Among home-improvement retailers, Home Depot (NYSE:HD) has been a leader for a long time, having joined the Dow Jones Industrials (DJINDICES:^DJI) in part on the strength of its long-term growth. Even after suffering a temporary slowdown early this year due to a harsh winter, Home Depot bounced back at midyear, but investors were watching closely to see how the retailer would do in its fiscal third quarter. In Tuesday morning's quarterly release, Home Depot once again showed that its growth story remains intact, but the company still faces some challenges that it will have to address in order to maximize its potential.
Let's take a closer look at how Home Depot did last quarter and whether the retailer can keep up its pace.
Home Depot: Building a strong foundation
Home Depot's headline numbers gave investors everything they were looking for and more. Revenue climbed 5.4% to $20.52 billion, topping the $20.47 billion that most investors had expected Home Depot to post. Same-store sales rose 5.2% across the system, and Home Depot's U.S. locations saw comparable-store sales rise at an even faster 5.8% rate. Net income climbed at an even better rate, with $1.54 billion in earnings representing a nearly 14% gain from year-ago levels. Earnings per share posted even stronger growth, with a reduction in share count contributing to a 21% jump in diluted EPS to $1.15, coming in above the $1.13 consensus estimate.
Yet a couple of additional factors deserve note. First is that the company got a roughly $100 million boost from selling part of its stake in HD Supply Holdings (NASDAQ:HDS). That helped push net income higher, although it didn't affect revenue, and most analysts had already taken the figure into account.
More importantly for nervous shareholders, Home Depot said that it had net expenses of $28 million related to the retailer's breach of customer data. As part of its guidance, Home Depot expects the total spent on the breach to rise to about $34 million.
Nevertheless, CEO Craig Menear was generally pleased with the results, noting "strong performance across all geographies led by growth in transactions and continued strength in the core of the store." Looking forward, Home Depot repeated its previous guidance for the full 2014 fiscal year, which ends in January, with sales expected to climb 4.8% and earnings per share of $4.54 representing 21% growth from fiscal 2013. Those figures are generally in line with investor expectations, and under ordinary circumstances would likely have led to a positive response from shareholders.
How Home Depot is moving forward
The troubling factor that stood out in Home Depot's release, though, was that it chose not to issue firm guidance specifically addressing consequential damages from its data breach. Although the $34 million figure includes the best-known costs that Home Depot will bear as a result of the breach, the company expects that it might have to reimburse card networks for some of the costs of fraudulent charges and reissuing cards. Home Depot also has its own in-house store card that might bear the brunt of some of those costs, and with regulators looking closely at what happened to the home-improvement retailer, Home Depot can't rule out the possibility of fines or other financial penalties from government enforcement efforts. Perhaps most importantly, Home Depot hasn't yet made estimates on what it will take for the company to fix the problem going forward.

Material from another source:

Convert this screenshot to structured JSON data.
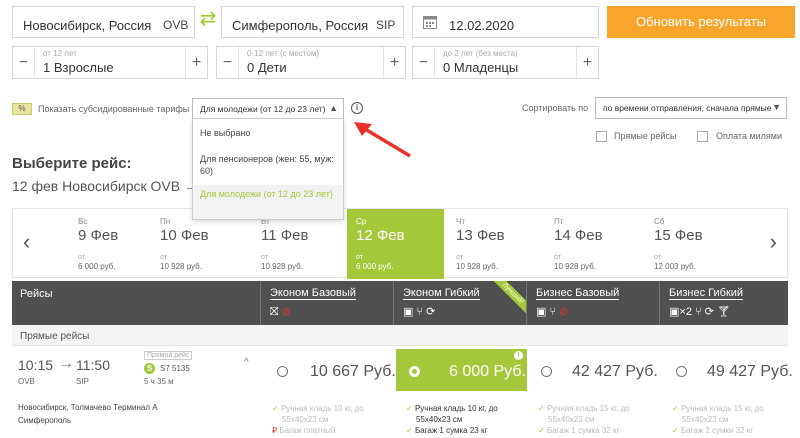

Already, though, reports suggest that the breach might be more costly than anticipated. Last month, a survey of credit unions found that 7.2 million debit and credit cards held by credit-union customers suffered from the breach, costing the institutions about $60 million. That's twice as much as they paid after Target's (NYSE:TGT) similar breach, and given that Target said in August that it expected its final cost to come in at $148 million, Home Depot could end up paying an even higher amount when all's said and done.
After the earnings announcement, Home Depot shares eased lower by less than 1%, as the continued uncertainty about the extent and eventual resolution of the data breach seemed to weigh on investor sentiment. From a fundamental standpoint, though, Home Depot's business appears completely sound, and as long as the company acts quickly and decisively to fix the vulnerabilities that led to the breach in the first place, Home Depot looks poised to continue the recent move higher in its stock price.
Dan Caplinger has no position in any stocks mentioned. The Motley Fool recommends BMW, Home Depot, and Nike. The Motley Fool owns shares of Nike. Try any of our Foolish newsletter services free for 30 days. We Fools may not all hold the same opinions, but we all believe that considering a diverse range of insights makes us better investors. The Motley Fool has a disclosure policy.